When young women go missing


Photo via Instagram @indigenouspeoplesmovement

There is a disproportionate amount of recognition for women of color in national headlines and prime time news cycles

When 22-year-old Gabrielle Petito went missing while on a cross-country road trip, she made headlines and podcasts all across the country. Shortly thereafter, her remains were found near a campground in Grand Teton National Park in Wyoming. While her disappearance made headlines, the disappearance of hundreds of Indigenous women are rarely discussed or even reported at all.

According to Wyoming state reports, Indigenous people make up 21 percent of homicides in the state but only 3 percent of the population. Over 700 women have gone missing in Wyoming over the past decade which is a shocking number, particularly because the media has barely covered any of the disappearances.

When missing Indigenous women are reported, journalists tend to write about them using derogatory terms and negative connotations, according to a Sep. 22 New York Times article. When white women go missing, journalists sympathize with their families and write it as a tragedy. Women of all races should receive equal and sympathetic news coverage when disappearances occur. Indigenous people and people of color are rightfully upset that Petito’s disappearance and disappearances of other white women are covered in-depth while the disappearances of their own women are rarely recognized. Any woman who goes missing deserves justice, but 21 percent of Indigenous women remain missing for 30 days or longer and we hear nothing about it.

The questions remain: Why does the media only report when beautiful, young, white women go missing? Why doesn’t the media place emphasis on all women who deserve justice?

There are several explanations for this. According to an article in The Guardian, “In places where girls have gone missing, the population is disproportionately white.” Therefore, the journalists tend to write about the white middle-class women who go missing. To them, it resonates more than Indigenous people going missing, whether they are consciously or subconsciously aware of this. Additionally, white women disappearances tend to generate more interest with the public, which is better for major news organizations.

We preach equality, yet we do not prioritize equality for all Americans. Petito’s case proves that people can utilize the media for good, but it also proves that many people have an inherent racial bias. It is also a class bias – Petito was a middle-class woman who received mass media coverage while lower-class women who go missing do not receive that same coverage.

It’s time that society starts prioritizing serving justice to all women, regardless of race or class. If the media covered cases of missing Indigenous women with the same thoroughness that they covered cases of missing white women, then perhaps more Indigenous women would be found.

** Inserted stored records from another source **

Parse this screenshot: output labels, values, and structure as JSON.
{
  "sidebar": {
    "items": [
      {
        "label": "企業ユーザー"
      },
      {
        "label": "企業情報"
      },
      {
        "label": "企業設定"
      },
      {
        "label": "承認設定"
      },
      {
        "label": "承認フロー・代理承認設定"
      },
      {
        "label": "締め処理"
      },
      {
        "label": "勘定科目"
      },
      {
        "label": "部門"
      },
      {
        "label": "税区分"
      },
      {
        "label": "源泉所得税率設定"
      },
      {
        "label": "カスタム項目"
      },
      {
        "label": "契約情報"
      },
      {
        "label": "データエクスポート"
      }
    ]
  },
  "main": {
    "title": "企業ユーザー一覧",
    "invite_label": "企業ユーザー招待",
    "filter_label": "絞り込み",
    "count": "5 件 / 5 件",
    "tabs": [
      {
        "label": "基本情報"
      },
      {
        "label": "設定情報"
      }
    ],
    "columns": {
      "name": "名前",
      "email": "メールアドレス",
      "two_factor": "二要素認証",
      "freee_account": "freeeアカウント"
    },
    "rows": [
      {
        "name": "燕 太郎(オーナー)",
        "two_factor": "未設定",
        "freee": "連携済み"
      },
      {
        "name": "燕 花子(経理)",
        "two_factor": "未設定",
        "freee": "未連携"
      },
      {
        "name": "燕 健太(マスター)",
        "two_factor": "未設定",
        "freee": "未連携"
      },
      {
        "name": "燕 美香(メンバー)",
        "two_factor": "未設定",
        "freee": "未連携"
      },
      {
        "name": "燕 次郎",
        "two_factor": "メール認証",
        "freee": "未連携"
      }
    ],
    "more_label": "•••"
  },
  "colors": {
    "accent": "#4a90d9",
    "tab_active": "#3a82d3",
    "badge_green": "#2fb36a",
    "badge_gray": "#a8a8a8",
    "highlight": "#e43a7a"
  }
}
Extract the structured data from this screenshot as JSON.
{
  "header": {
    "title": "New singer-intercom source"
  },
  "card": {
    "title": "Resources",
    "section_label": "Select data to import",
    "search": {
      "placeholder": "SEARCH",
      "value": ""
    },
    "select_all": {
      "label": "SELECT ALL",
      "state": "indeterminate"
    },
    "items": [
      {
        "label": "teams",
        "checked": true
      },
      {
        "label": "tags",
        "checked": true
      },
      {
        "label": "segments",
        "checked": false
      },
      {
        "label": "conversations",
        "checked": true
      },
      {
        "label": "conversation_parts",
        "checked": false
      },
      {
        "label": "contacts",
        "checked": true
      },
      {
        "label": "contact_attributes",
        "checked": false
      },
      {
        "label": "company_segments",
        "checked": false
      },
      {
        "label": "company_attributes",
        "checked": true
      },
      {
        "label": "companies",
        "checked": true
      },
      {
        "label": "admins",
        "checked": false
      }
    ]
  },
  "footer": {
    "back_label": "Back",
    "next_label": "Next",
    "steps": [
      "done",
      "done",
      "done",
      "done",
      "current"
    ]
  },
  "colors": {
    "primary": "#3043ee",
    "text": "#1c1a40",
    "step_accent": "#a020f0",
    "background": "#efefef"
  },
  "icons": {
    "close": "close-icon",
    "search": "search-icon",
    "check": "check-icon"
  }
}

It doesn’t matter what race, gender or financial status a person holds. Indigenous women going missing and not receiving the justice they deserve is unquestionably wrong. It truly speaks to the racial inequality that some Americans claim doesn’t exist. However, if more people become aware of this issue, then real change may start to occur.